(Interface dataset entries)
• • •

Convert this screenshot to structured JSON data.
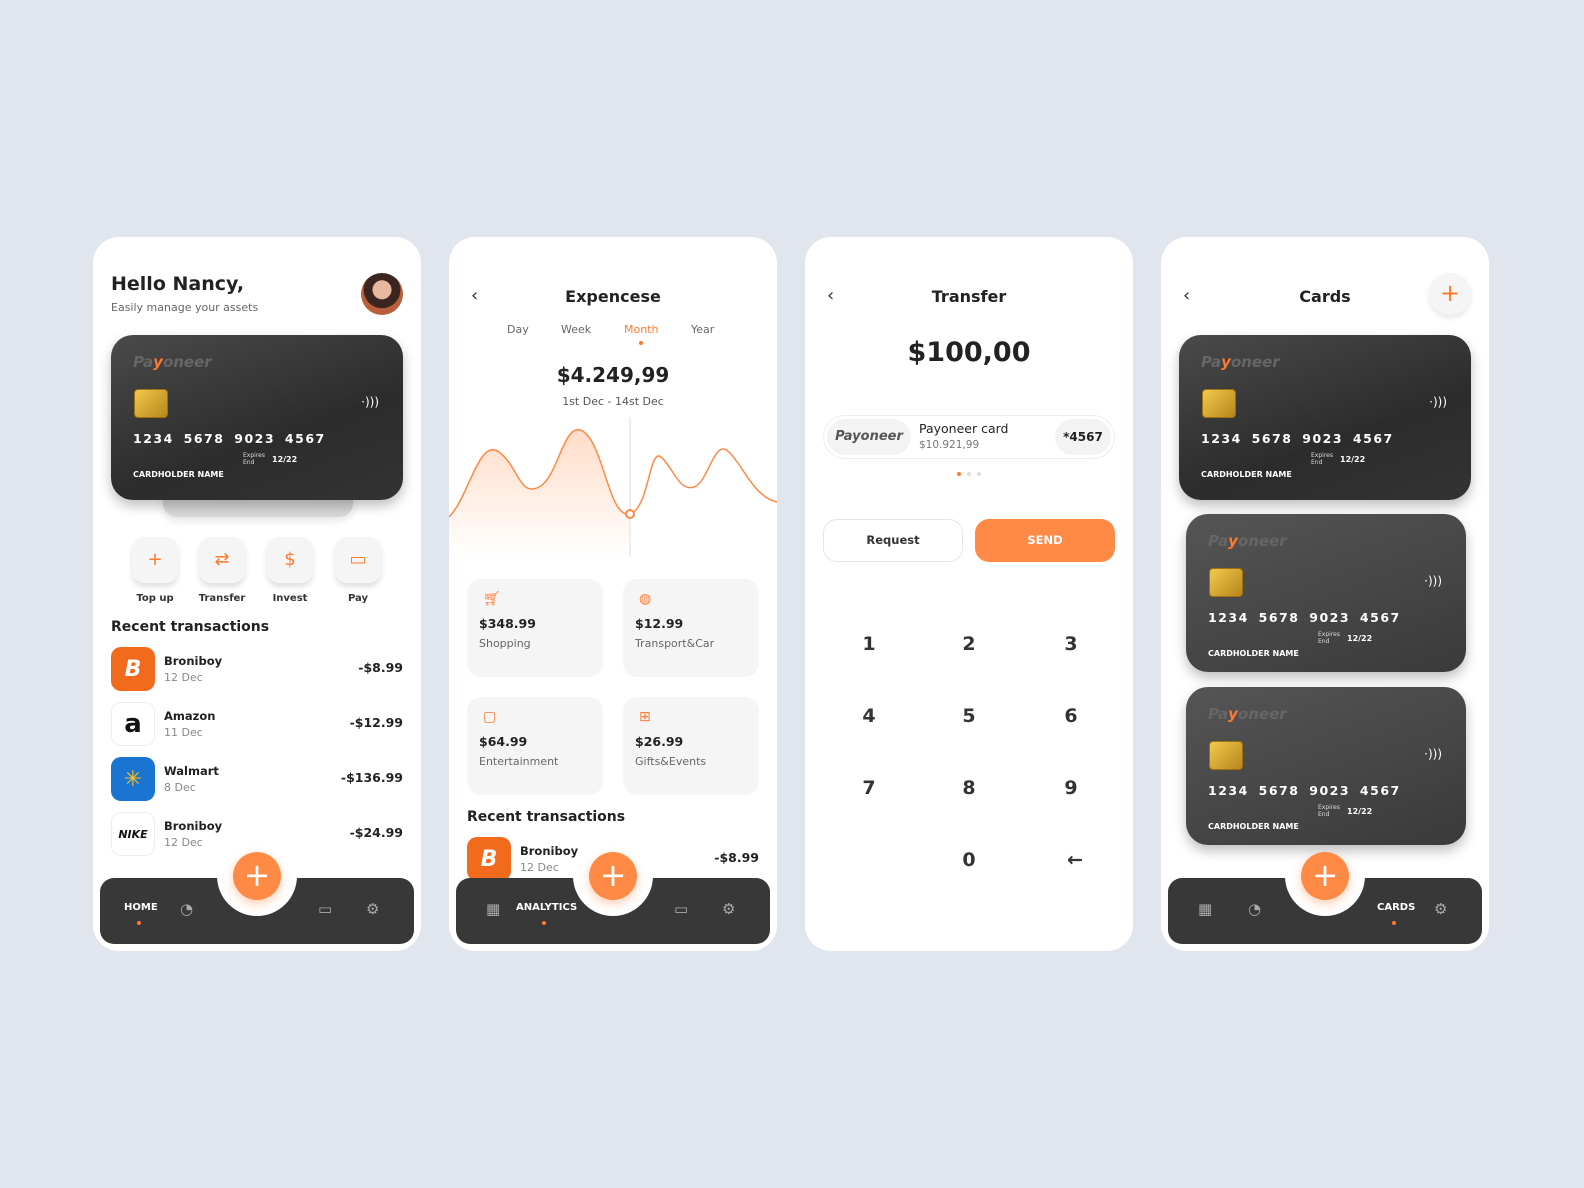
{
  "accent": "#ff8a45",
  "card": {
    "brand": "Payoneer",
    "number": "1234  5678  9023  4567",
    "expires_label_1": "Expires",
    "expires_label_2": "End",
    "expiry": "12/22",
    "holder": "CARDHOLDER NAME"
  },
  "home": {
    "greeting": "Hello Nancy,",
    "subtitle": "Easily manage your assets",
    "actions": [
      {
        "label": "Top up",
        "icon": "+"
      },
      {
        "label": "Transfer",
        "icon": "⇄"
      },
      {
        "label": "Invest",
        "icon": "$"
      },
      {
        "label": "Pay",
        "icon": "▭"
      }
    ],
    "recent_title": "Recent transactions",
    "transactions": [
      {
        "name": "Broniboy",
        "date": "12 Dec",
        "amount": "-$8.99",
        "logo": "B"
      },
      {
        "name": "Amazon",
        "date": "11 Dec",
        "amount": "-$12.99",
        "logo": "a"
      },
      {
        "name": "Walmart",
        "date": "8 Dec",
        "amount": "-$136.99",
        "logo": "✳"
      },
      {
        "name": "Broniboy",
        "date": "12 Dec",
        "amount": "-$24.99",
        "logo": "NIKE"
      }
    ],
    "nav_label": "HOME"
  },
  "analytics": {
    "title": "Expencese",
    "periods": [
      "Day",
      "Week",
      "Month",
      "Year"
    ],
    "active_period": "Month",
    "total": "$4.249,99",
    "range": "1st Dec - 14st Dec",
    "categories": [
      {
        "value": "$348.99",
        "label": "Shopping",
        "icon": "cart-icon"
      },
      {
        "value": "$12.99",
        "label": "Transport&Car",
        "icon": "ball-icon"
      },
      {
        "value": "$64.99",
        "label": "Entertainment",
        "icon": "tv-icon"
      },
      {
        "value": "$26.99",
        "label": "Gifts&Events",
        "icon": "gift-icon"
      }
    ],
    "recent_title": "Recent transactions",
    "transaction": {
      "name": "Broniboy",
      "date": "12 Dec",
      "amount": "-$8.99",
      "logo": "B"
    },
    "nav_label": "ANALYTICS"
  },
  "transfer": {
    "title": "Transfer",
    "amount": "$100,00",
    "card_brand": "Payoneer",
    "card_name": "Payoneer card",
    "card_balance": "$10.921,99",
    "card_last": "*4567",
    "request_label": "Request",
    "send_label": "SEND",
    "keys": [
      "1",
      "2",
      "3",
      "4",
      "5",
      "6",
      "7",
      "8",
      "9",
      "0",
      "←"
    ]
  },
  "cards": {
    "title": "Cards",
    "add": "+",
    "nav_label": "CARDS"
  }
}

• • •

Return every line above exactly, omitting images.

Convert this screenshot to structured JSON data.
{
  "accent": "#ff8a45",
  "card": {
    "brand": "Payoneer",
    "number": "1234  5678  9023  4567",
    "expires_label_1": "Expires",
    "expires_label_2": "End",
    "expiry": "12/22",
    "holder": "CARDHOLDER NAME"
  },
  "home": {
    "greeting": "Hello Nancy,",
    "subtitle": "Easily manage your assets",
    "actions": [
      {
        "label": "Top up",
        "icon": "+"
      },
      {
        "label": "Transfer",
        "icon": "⇄"
      },
      {
        "label": "Invest",
        "icon": "$"
      },
      {
        "label": "Pay",
        "icon": "▭"
      }
    ],
    "recent_title": "Recent transactions",
    "transactions": [
      {
        "name": "Broniboy",
        "date": "12 Dec",
        "amount": "-$8.99",
        "logo": "B"
      },
      {
        "name": "Amazon",
        "date": "11 Dec",
        "amount": "-$12.99",
        "logo": "a"
      },
      {
        "name": "Walmart",
        "date": "8 Dec",
        "amount": "-$136.99",
        "logo": "✳"
      },
      {
        "name": "Broniboy",
        "date": "12 Dec",
        "amount": "-$24.99",
        "logo": "NIKE"
      }
    ],
    "nav_label": "HOME"
  },
  "analytics": {
    "title": "Expencese",
    "periods": [
      "Day",
      "Week",
      "Month",
      "Year"
    ],
    "active_period": "Month",
    "total": "$4.249,99",
    "range": "1st Dec - 14st Dec",
    "categories": [
      {
        "value": "$348.99",
        "label": "Shopping",
        "icon": "cart-icon"
      },
      {
        "value": "$12.99",
        "label": "Transport&Car",
        "icon": "ball-icon"
      },
      {
        "value": "$64.99",
        "label": "Entertainment",
        "icon": "tv-icon"
      },
      {
        "value": "$26.99",
        "label": "Gifts&Events",
        "icon": "gift-icon"
      }
    ],
    "recent_title": "Recent transactions",
    "transaction": {
      "name": "Broniboy",
      "date": "12 Dec",
      "amount": "-$8.99",
      "logo": "B"
    },
    "nav_label": "ANALYTICS"
  },
  "transfer": {
    "title": "Transfer",
    "amount": "$100,00",
    "card_brand": "Payoneer",
    "card_name": "Payoneer card",
    "card_balance": "$10.921,99",
    "card_last": "*4567",
    "request_label": "Request",
    "send_label": "SEND",
    "keys": [
      "1",
      "2",
      "3",
      "4",
      "5",
      "6",
      "7",
      "8",
      "9",
      "0",
      "←"
    ]
  },
  "cards": {
    "title": "Cards",
    "add": "+",
    "nav_label": "CARDS"
  }
}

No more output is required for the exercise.